Canada has historically had problems with cities being destroyed by fire. Nowadays, such risks also exist in Sweden, according to the emergency services.
"We have to take that (risk) seriously", says Mats Bergmark at the rescue service in Medelpad to Swedish Television, Svt.se.
The city of Fort McMurrey suffered a major disaster in spring of 2016 when a massive wildfire destroyed 2,400 buildings and caused multi-billion dollar damage. Over 80,000 people were evacuated, and many travellers took great risks travelling on the highway south, with strong radiant heat from the fires threatening to strand fleeing motorists in the middle of raging forest fires near the highway. (Read more on this fire on Wikipedia)
In the summer of 2021, during the June-July heat dome, the town of Lytton, BC burned down more or less completely, as CTIF.org has previously reported.

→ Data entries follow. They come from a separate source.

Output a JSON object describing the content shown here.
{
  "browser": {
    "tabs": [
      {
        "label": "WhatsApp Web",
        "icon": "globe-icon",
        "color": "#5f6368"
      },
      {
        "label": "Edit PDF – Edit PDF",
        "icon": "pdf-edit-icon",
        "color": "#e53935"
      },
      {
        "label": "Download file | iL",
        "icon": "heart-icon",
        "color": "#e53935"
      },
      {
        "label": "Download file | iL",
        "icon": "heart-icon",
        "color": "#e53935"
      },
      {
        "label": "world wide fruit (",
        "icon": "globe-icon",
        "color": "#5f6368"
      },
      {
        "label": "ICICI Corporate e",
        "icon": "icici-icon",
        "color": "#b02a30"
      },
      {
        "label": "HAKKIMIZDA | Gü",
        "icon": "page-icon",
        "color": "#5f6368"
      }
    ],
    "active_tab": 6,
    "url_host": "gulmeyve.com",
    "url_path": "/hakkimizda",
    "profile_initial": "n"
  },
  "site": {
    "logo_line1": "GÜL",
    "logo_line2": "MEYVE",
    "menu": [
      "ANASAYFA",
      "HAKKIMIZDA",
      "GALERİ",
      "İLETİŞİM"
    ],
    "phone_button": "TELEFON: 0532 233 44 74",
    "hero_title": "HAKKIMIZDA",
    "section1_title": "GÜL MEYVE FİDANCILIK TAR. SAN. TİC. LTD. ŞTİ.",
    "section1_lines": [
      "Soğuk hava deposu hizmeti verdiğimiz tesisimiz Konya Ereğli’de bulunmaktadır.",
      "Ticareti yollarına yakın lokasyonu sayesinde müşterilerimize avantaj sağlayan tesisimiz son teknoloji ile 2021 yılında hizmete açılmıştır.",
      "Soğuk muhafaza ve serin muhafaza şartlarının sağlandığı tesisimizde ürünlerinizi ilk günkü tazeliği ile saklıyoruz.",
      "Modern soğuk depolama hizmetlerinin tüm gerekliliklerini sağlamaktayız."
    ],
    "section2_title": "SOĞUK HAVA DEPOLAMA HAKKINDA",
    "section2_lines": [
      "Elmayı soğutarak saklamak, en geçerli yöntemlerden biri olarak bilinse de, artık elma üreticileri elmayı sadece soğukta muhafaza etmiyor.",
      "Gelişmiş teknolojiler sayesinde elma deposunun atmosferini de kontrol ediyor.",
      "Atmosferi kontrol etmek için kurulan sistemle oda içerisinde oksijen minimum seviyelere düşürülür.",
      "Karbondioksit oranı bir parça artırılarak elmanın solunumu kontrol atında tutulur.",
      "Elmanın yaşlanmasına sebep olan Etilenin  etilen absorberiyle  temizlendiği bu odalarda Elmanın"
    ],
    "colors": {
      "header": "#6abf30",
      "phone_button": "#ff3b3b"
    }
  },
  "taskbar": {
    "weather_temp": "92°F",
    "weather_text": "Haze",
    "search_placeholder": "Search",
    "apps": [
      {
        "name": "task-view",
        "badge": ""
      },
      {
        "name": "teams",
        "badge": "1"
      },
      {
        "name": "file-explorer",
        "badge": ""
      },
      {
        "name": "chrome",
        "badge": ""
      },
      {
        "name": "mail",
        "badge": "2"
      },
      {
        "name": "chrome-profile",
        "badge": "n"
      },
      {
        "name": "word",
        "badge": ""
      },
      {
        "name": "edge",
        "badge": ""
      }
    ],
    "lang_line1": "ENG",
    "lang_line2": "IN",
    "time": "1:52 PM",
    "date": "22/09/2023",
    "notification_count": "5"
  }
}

The situation that historically existed in Canada has now arisen in Sweden in step with climate change, says Mats Bergmark at the rescue service inthe city of Sundsvall, who for a long time studied the impact of climate change on fire risks in the forest.
He believes risks are now apparent that centres of human habitat - and consequently also human lives - may be at stake in Sweden should an out-of-control forest fire situation occur:
"There are such risks", he explains, adding that today's forest fire risks in Sweden are comparable to how it was in Canada already before and that "we must take the situation very seriously".
New scale for fire risk
Currently the Rescue Service in Medelpad and many others have moved from the old five-point risk scale to a Canadian model. In the summer of 2018, when large forest fires last raged in Sweden, it was well up on the Canadian scale. This year's drought is making the forecasted risks of a difficult fire season